Cultured Meat and Totem Culture

Posted in Divine Science with tags , , , , , , , , , , , on November 17, 2008 by Bonni Rambatan
In Vitro Meat (c) DC Spensley/H+ Magazine

In Vitro Meat (c) DC Spensley/H+ Magazine

Let us now go on to discuss further on the issue on how to deal with life (in accordance to this Cat Bag post). It is interesting today to see the debate surrounding cultured meat: meat grown in labs, without any animal being sacrificed. The idea is of course to care more for the animals (which is why PETA would give $1 million to anyone who first come up with a successful way to cultivate the meat), less energy consumption and less pollution by decreasing the number of butcher houses… Basically following the fashionable standard of environmentalist use of science.

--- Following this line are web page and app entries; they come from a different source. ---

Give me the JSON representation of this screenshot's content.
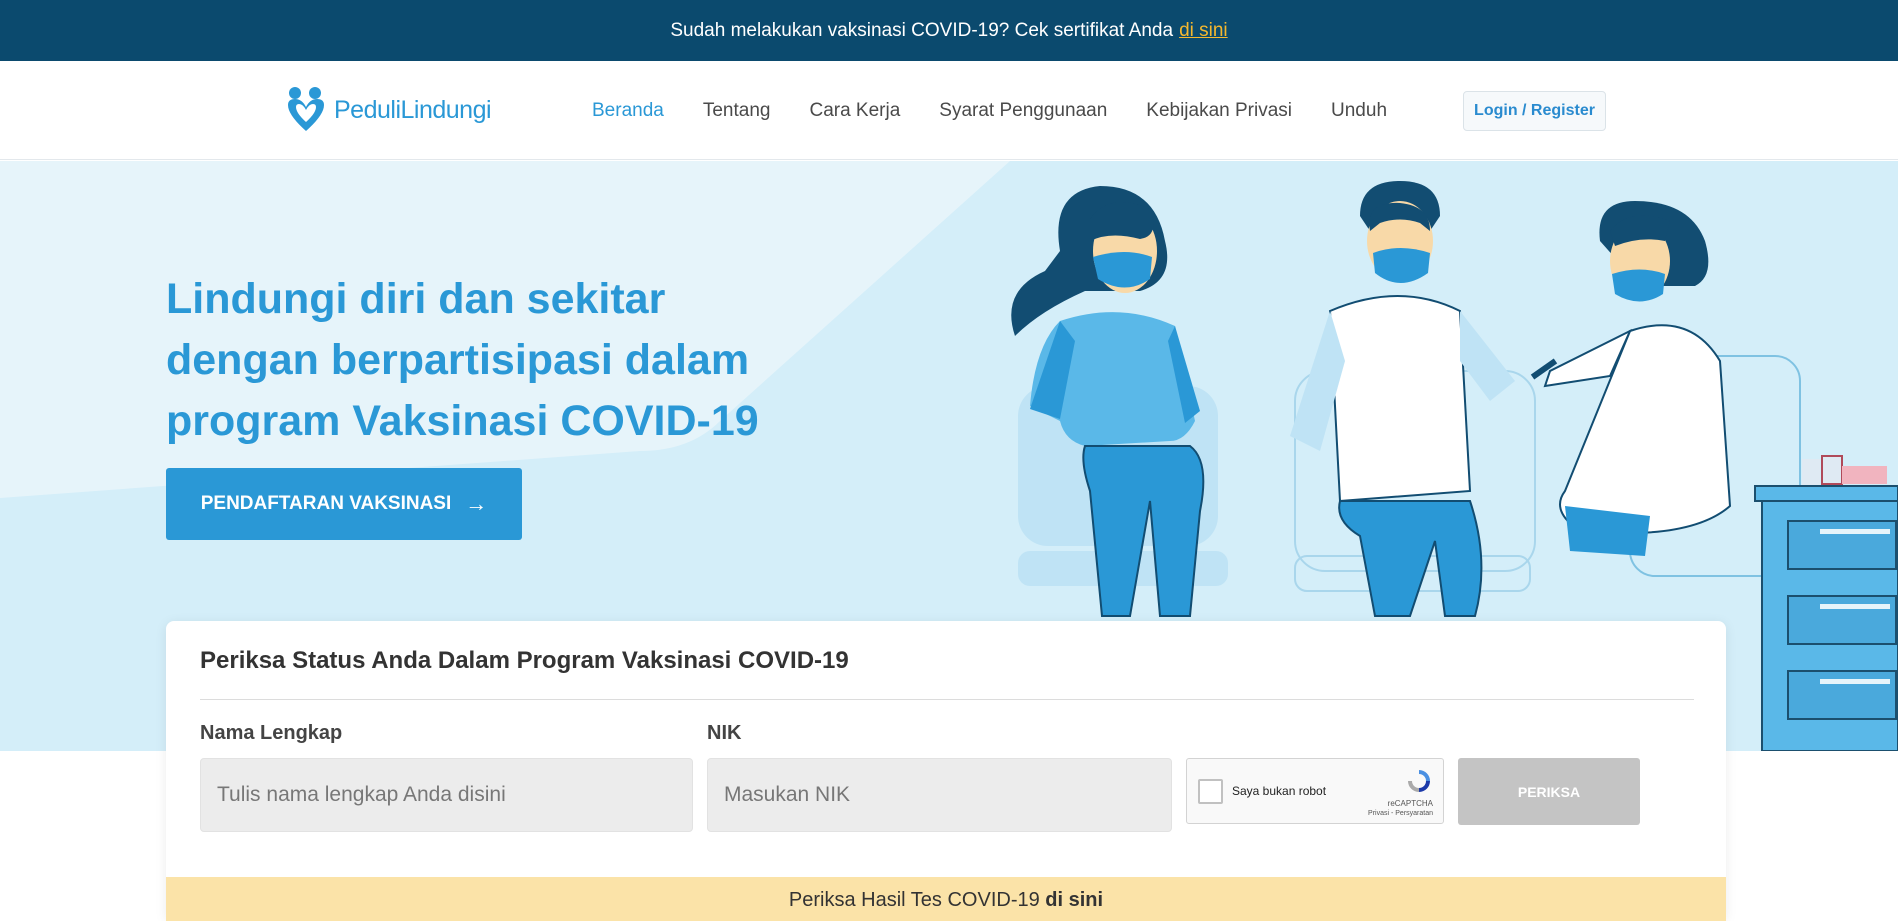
{
  "topbar": {
    "text": "Sudah melakukan vaksinasi COVID-19? Cek sertifikat Anda",
    "link": "di sini"
  },
  "brand": {
    "name": "PeduliLindungi"
  },
  "nav": {
    "items": [
      {
        "label": "Beranda"
      },
      {
        "label": "Tentang"
      },
      {
        "label": "Cara Kerja"
      },
      {
        "label": "Syarat Penggunaan"
      },
      {
        "label": "Kebijakan Privasi"
      },
      {
        "label": "Unduh"
      }
    ],
    "login_label": "Login / Register"
  },
  "hero": {
    "title": "Lindungi diri dan sekitar dengan berpartisipasi dalam program Vaksinasi COVID-19",
    "cta_label": "PENDAFTARAN VAKSINASI",
    "cta_icon": "arrow-right-icon"
  },
  "check": {
    "title": "Periksa Status Anda Dalam Program Vaksinasi COVID-19",
    "name_label": "Nama Lengkap",
    "name_placeholder": "Tulis nama lengkap Anda disini",
    "nik_label": "NIK",
    "nik_placeholder": "Masukan NIK",
    "captcha_text": "Saya bukan robot",
    "captcha_brand": "reCAPTCHA",
    "captcha_terms": "Privasi - Persyaratan",
    "button_label": "PERIKSA"
  },
  "banner": {
    "text": "Periksa Hasil Tes COVID-19",
    "link": "di sini"
  },
  "colors": {
    "brand_blue": "#2a98d6",
    "topbar_bg": "#0b4a6e",
    "hero_bg": "#d4eef9",
    "link_orange": "#f5b82e",
    "banner_bg": "#fbe3a8"
  }
}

It is incredibly hard to miss the Žižekian logic of decaffeinated culture at work here: is not the meat without sacrifice the example of decaffeinated consumption par excellence? But now let us take a moment and look further into the response of society surrounding this very topic: do a quick search for “cultured meat” on the internet, and you will see that most people reject the idea. Why is this? Are we not supposed to celebrate the progressive development of this decaf ideology with joy? In the case of cultured meat, however, even the famed transhumanist RU Sirius commented, “Yuck!”

The answer is not that hard to find: people still find it strange and uncanny to eat meat that was not taken from a live animal. Why? Here we can clearly see the symbolic ideological dimension of a purely biological everyday act of eating, one that Freud has explicated in his Totem and Taboo. In eating meat, are we not also eating the other species’ death? The death of the sacrificed animal is more of a symbolic necessity than an unavoidable fact. This is the reason we have all those kinds of sacrifice rituals and forbidden meals.

What is very interesting, of course, is how this primitive logic of totemic rituals still turn out to play a large role in an age where we are supposed to no longer believe anything anymore. What is the state of affairs of totem and interspecies relations in the world today? Clearly, we are stuck between two conditions: novel technologies enable us to have capacities of which only God himself would be able to do just a little over a hundred years ago — the “divinity of science” that goes with the rapid advancements of quantum physics, bioengineering, and neuroscience — and ancient symbolic necessities, the totem and taboos of our primitive ancestors.

In the end, perhaps Paul Virilio was right: we are caught between the contradicting dromologies: the ecstatic high speed of cyberspace and the slowness of human minds. Or perhaps, Hayles and Haraway was right, that this is not a deadlock after all, and what we need is a new formulation of subjectivity itself. Or, perhaps, all of them are correct in a way, and we need to see — to put it in Kierkegaard’s terms — the primitive totem-and-taboo subject as this new posthuman subjectivity in-becoming instead of its enemy.

What about you? Would you eat meat grown in labs? More ideologies at work you find? Feel free to comment away!